Multiple devices

We all have multiple devices these days, desktop, laptop, tablet and phone with which we need to access our mail.

There are two main email ‘protocols’, IMAP and POP3. How you manage email across your devices depends on which protocol you use.


The big companies, Gmail, Hotmail, Yahoo, BT etc use a system called IMAP. This means you store all mail on the mail server, each device essentially provides a ‘window’ to that stored mail. Nothing is permanently stored on each device and each device has access to the full email history. The reason it is almost exclusively provided by big companies is that the storage space is considerable, 10GB is not unusual for business email storage and often will be much larger than this.


Each time it your mail is accessed the mail is downloaded to your computer or device, it is then usually deleted from the server. With this system, in order that you have complete access to your email history it is necessary to decide that one computer is your main email manager, usually for reasons of storage and backup a desktop or laptop office computer. Each other device can be set to read emails that arrive after the last time the main computer has done a download for the convenience of keeping up with your mail when away from the office.

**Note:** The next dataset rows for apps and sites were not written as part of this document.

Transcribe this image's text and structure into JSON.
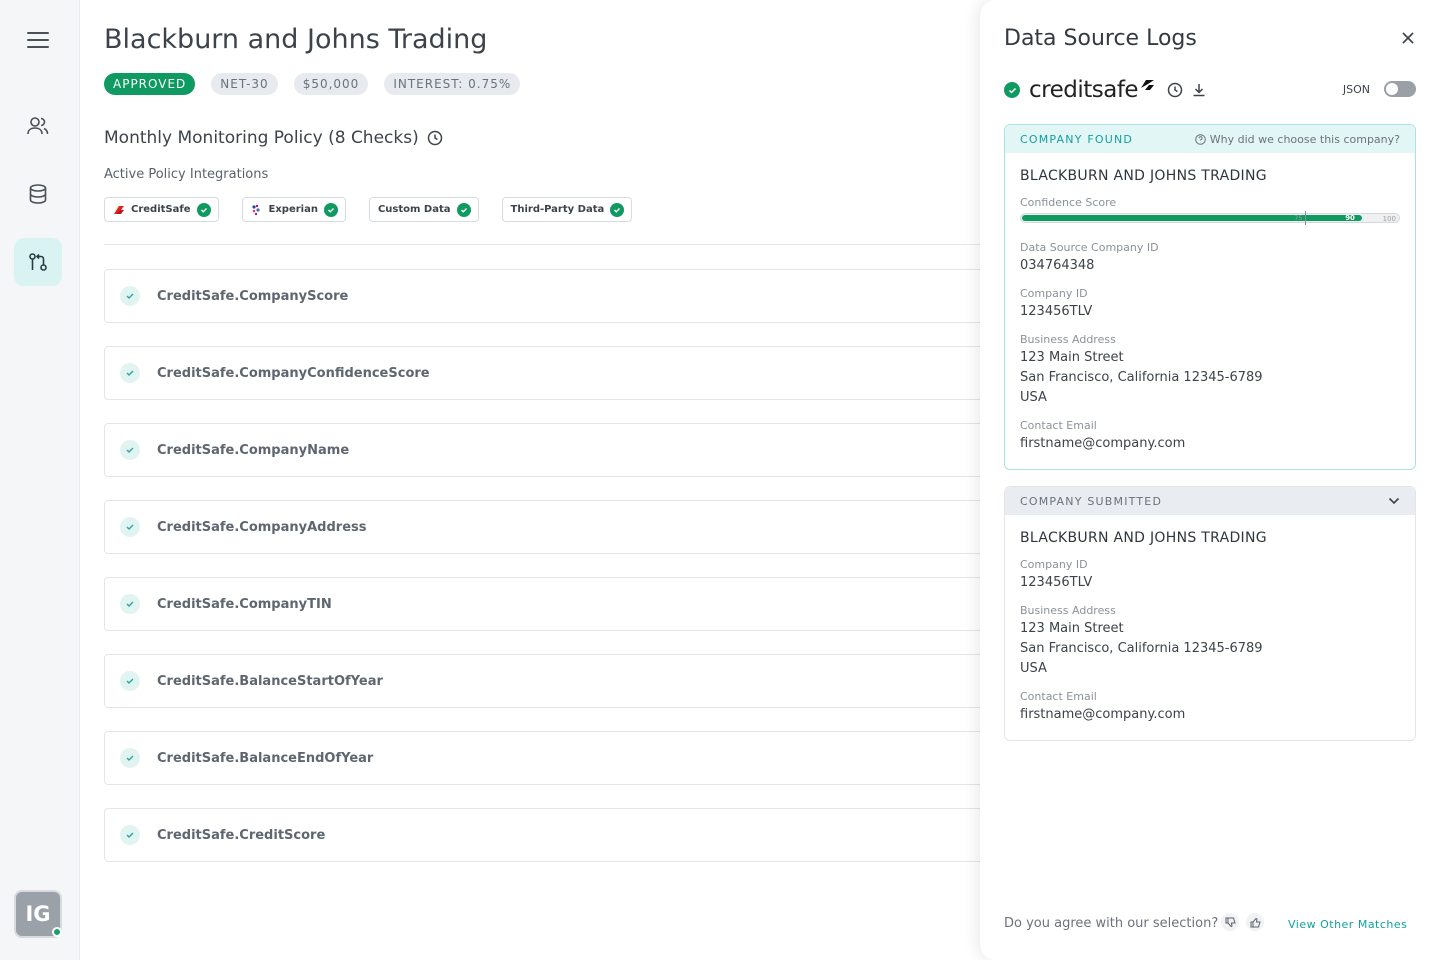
{
  "header": {
    "company": "Blackburn and Johns Trading",
    "badges": [
      "APPROVED",
      "NET-30",
      "$50,000",
      "INTEREST: 0.75%"
    ]
  },
  "policy": {
    "title": "Monthly Monitoring Policy (8 Checks)",
    "integrations_label": "Active Policy Integrations",
    "integrations": [
      "CreditSafe",
      "Experian",
      "Custom Data",
      "Third-Party Data"
    ],
    "checks": [
      "CreditSafe.CompanyScore",
      "CreditSafe.CompanyConfidenceScore",
      "CreditSafe.CompanyName",
      "CreditSafe.CompanyAddress",
      "CreditSafe.CompanyTIN",
      "CreditSafe.BalanceStartOfYear",
      "CreditSafe.BalanceEndOfYear",
      "CreditSafe.CreditScore"
    ]
  },
  "sidebar": {
    "avatar_initials": "IG",
    "items": [
      "menu-icon",
      "users-icon",
      "database-icon",
      "integrations-icon"
    ]
  },
  "panel": {
    "title": "Data Source Logs",
    "brand": "creditsafe",
    "json_label": "JSON",
    "found": {
      "label": "COMPANY FOUND",
      "why_link": "Why did we choose this company?",
      "company": "BLACKBURN AND JOHNS TRADING",
      "confidence_label": "Confidence Score",
      "confidence": 90,
      "confidence_threshold": 75,
      "confidence_max": 100,
      "confidence_threshold_text": "75",
      "confidence_value_text": "90",
      "confidence_max_text": "100",
      "ds_id_label": "Data Source Company ID",
      "ds_id": "034764348",
      "company_id_label": "Company ID",
      "company_id": "123456TLV",
      "address_label": "Business Address",
      "address_line1": "123 Main Street",
      "address_line2": "San Francisco, California 12345-6789",
      "address_line3": "USA",
      "email_label": "Contact Email",
      "email": "firstname@company.com"
    },
    "submitted": {
      "label": "COMPANY SUBMITTED",
      "company": "BLACKBURN AND JOHNS TRADING",
      "company_id_label": "Company ID",
      "company_id": "123456TLV",
      "address_label": "Business Address",
      "address_line1": "123 Main Street",
      "address_line2": "San Francisco, California 12345-6789",
      "address_line3": "USA",
      "email_label": "Contact Email",
      "email": "firstname@company.com"
    },
    "footer": {
      "question": "Do you agree with our selection?",
      "view_link": "View Other Matches"
    }
  },
  "colors": {
    "accent": "#12a0a0",
    "success": "#0e9a60",
    "creditsafe_red": "#e2231a"
  }
}
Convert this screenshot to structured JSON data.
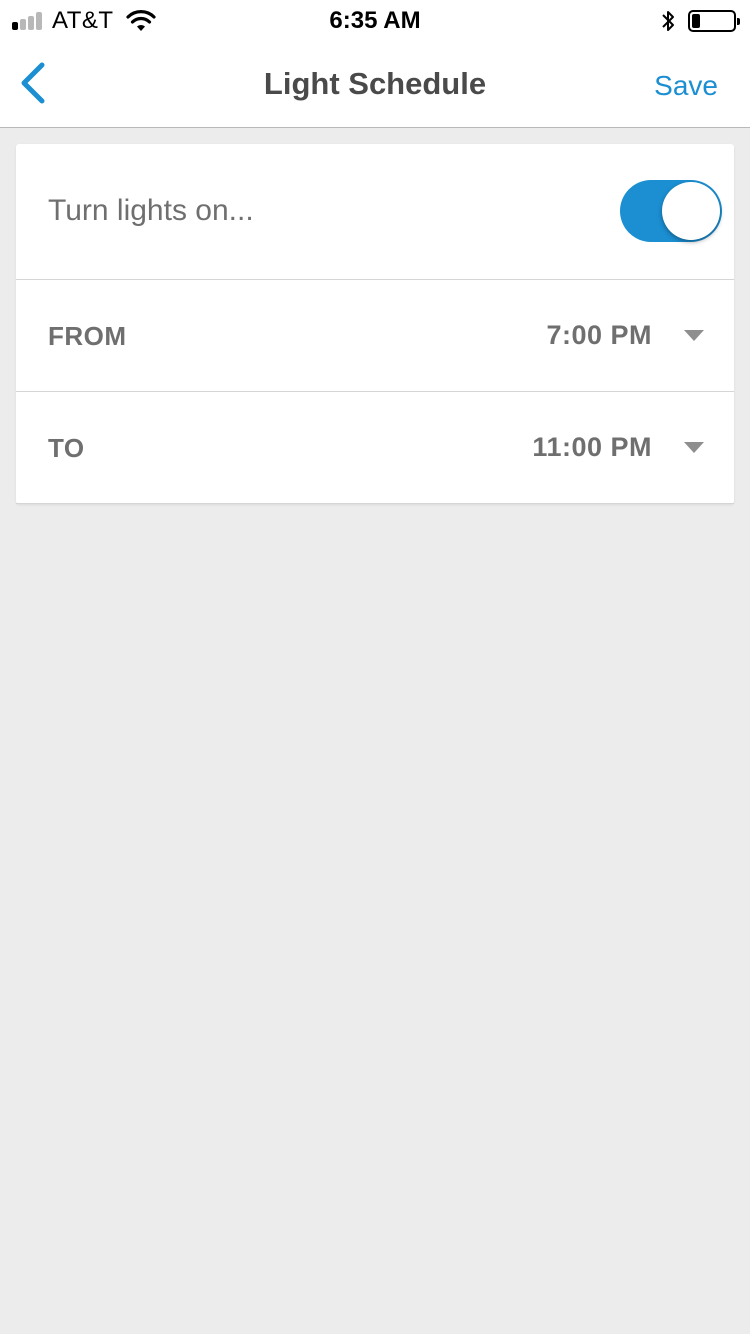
{
  "status_bar": {
    "carrier": "AT&T",
    "time": "6:35 AM",
    "signal_bars_active": 1,
    "signal_bars_total": 4,
    "battery_level": 0.2,
    "icons": [
      "wifi-icon",
      "bluetooth-icon",
      "battery-icon"
    ]
  },
  "nav": {
    "title": "Light Schedule",
    "save_label": "Save",
    "back_icon": "chevron-left-icon"
  },
  "schedule": {
    "toggle_label": "Turn lights on...",
    "toggle_on": true,
    "from": {
      "label": "FROM",
      "value": "7:00 PM"
    },
    "to": {
      "label": "TO",
      "value": "11:00 PM"
    }
  },
  "colors": {
    "accent": "#1b8fd2",
    "background": "#ececec",
    "card": "#ffffff",
    "text_muted": "#6f6f6f"
  }
}
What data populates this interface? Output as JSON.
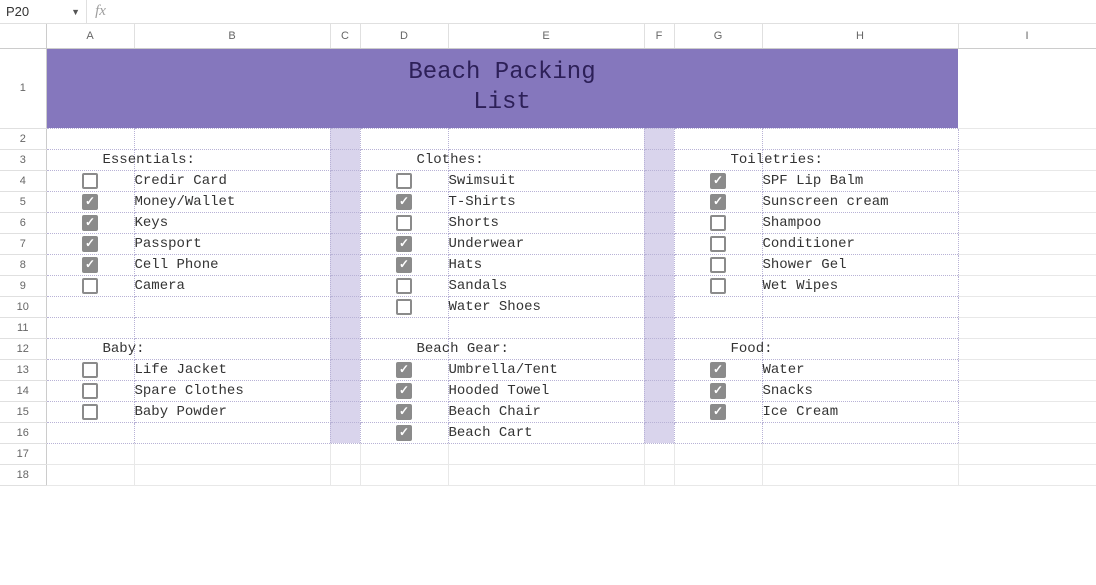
{
  "cell_ref": "P20",
  "fx_label": "fx",
  "formula_value": "",
  "col_headers": [
    "A",
    "B",
    "C",
    "D",
    "E",
    "F",
    "G",
    "H",
    "I"
  ],
  "row_headers": [
    "1",
    "2",
    "3",
    "4",
    "5",
    "6",
    "7",
    "8",
    "9",
    "10",
    "11",
    "12",
    "13",
    "14",
    "15",
    "16",
    "17",
    "18"
  ],
  "title": "Beach Packing\nList",
  "sections": {
    "essentials": {
      "heading": "Essentials:",
      "items": [
        {
          "label": "Credir Card",
          "checked": false
        },
        {
          "label": "Money/Wallet",
          "checked": true
        },
        {
          "label": "Keys",
          "checked": true
        },
        {
          "label": "Passport",
          "checked": true
        },
        {
          "label": "Cell Phone",
          "checked": true
        },
        {
          "label": "Camera",
          "checked": false
        }
      ]
    },
    "clothes": {
      "heading": "Clothes:",
      "items": [
        {
          "label": "Swimsuit",
          "checked": false
        },
        {
          "label": "T-Shirts",
          "checked": true
        },
        {
          "label": "Shorts",
          "checked": false
        },
        {
          "label": "Underwear",
          "checked": true
        },
        {
          "label": "Hats",
          "checked": true
        },
        {
          "label": "Sandals",
          "checked": false
        },
        {
          "label": "Water Shoes",
          "checked": false
        }
      ]
    },
    "toiletries": {
      "heading": "Toiletries:",
      "items": [
        {
          "label": "SPF Lip Balm",
          "checked": true
        },
        {
          "label": "Sunscreen cream",
          "checked": true
        },
        {
          "label": "Shampoo",
          "checked": false
        },
        {
          "label": "Conditioner",
          "checked": false
        },
        {
          "label": "Shower Gel",
          "checked": false
        },
        {
          "label": "Wet Wipes",
          "checked": false
        }
      ]
    },
    "baby": {
      "heading": "Baby:",
      "items": [
        {
          "label": "Life Jacket",
          "checked": false
        },
        {
          "label": "Spare Clothes",
          "checked": false
        },
        {
          "label": "Baby Powder",
          "checked": false
        }
      ]
    },
    "beach_gear": {
      "heading": "Beach Gear:",
      "items": [
        {
          "label": "Umbrella/Tent",
          "checked": true
        },
        {
          "label": "Hooded Towel",
          "checked": true
        },
        {
          "label": "Beach Chair",
          "checked": true
        },
        {
          "label": "Beach Cart",
          "checked": true
        }
      ]
    },
    "food": {
      "heading": "Food:",
      "items": [
        {
          "label": "Water",
          "checked": true
        },
        {
          "label": "Snacks",
          "checked": true
        },
        {
          "label": "Ice Cream",
          "checked": true
        }
      ]
    }
  }
}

Our usual email is a POP system, if you need an IMAP system we can provide this optionally. It does attract an extra cost because of the need for additional storage. All our IMAP accounts have unlimited storage unlike, for example, Gmail which is limited to 15Gb. Management of a POP system.

There is, in your email settings, an option either to Leave a copy of the message on the server or Remove the message from the server together with a choice of time period, “one day, one week one month etc”.  Which you have depends on the email programme (client) you are using and is generally found under Advanced Settings.

Your main computer is set to remove the message, all your other devices to leave the message behind. Once a message is received on the main computer it will disappear on the device the next time the device does a send and receive. ‘Device’ in this context also includes your webmail – accessible through and log in with your email address and password.

Optionally you can set your main computer to Remove the message from the server after a week or a month so that you have access to your recent email history on your device for that period. Depending on the amount of traffic in your email account you may be in danger of going over your mailbox quota. If this is a problem, please talk to us because we are usually happy to adjust this within reason to meet your needs.

It is worth noting that if you send an important email from your device you should CC yourself in order to keep a copy on your main computer.